RECORDS FOR THIS EXERCISE -
==================================================

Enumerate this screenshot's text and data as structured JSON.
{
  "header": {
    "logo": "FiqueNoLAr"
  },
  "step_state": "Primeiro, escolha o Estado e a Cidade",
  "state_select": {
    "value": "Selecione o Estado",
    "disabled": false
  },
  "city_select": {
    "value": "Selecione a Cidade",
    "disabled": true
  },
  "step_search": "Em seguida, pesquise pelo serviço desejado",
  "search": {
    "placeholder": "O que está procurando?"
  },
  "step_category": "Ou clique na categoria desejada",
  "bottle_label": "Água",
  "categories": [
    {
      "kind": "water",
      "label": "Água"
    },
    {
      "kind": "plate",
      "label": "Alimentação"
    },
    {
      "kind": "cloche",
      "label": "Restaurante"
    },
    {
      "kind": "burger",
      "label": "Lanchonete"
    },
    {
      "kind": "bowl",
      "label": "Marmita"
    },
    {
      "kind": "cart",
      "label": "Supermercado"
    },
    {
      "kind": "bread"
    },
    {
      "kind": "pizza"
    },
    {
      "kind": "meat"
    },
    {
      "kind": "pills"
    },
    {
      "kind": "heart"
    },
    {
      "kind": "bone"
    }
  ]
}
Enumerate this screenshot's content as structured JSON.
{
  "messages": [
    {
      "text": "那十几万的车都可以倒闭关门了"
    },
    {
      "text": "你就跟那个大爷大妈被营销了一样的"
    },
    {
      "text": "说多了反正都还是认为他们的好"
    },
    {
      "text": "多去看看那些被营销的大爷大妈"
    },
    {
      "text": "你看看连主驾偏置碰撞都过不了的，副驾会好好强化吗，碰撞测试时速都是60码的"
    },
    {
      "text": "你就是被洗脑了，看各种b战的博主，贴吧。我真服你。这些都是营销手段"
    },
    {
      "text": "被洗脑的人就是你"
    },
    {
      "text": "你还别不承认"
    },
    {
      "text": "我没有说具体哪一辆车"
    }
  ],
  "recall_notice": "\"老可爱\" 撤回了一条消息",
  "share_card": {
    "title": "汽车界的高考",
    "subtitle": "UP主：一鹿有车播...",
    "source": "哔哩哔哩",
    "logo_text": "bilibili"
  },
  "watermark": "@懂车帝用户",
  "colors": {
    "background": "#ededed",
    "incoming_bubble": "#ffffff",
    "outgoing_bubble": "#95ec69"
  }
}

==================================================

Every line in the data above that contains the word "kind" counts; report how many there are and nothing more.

12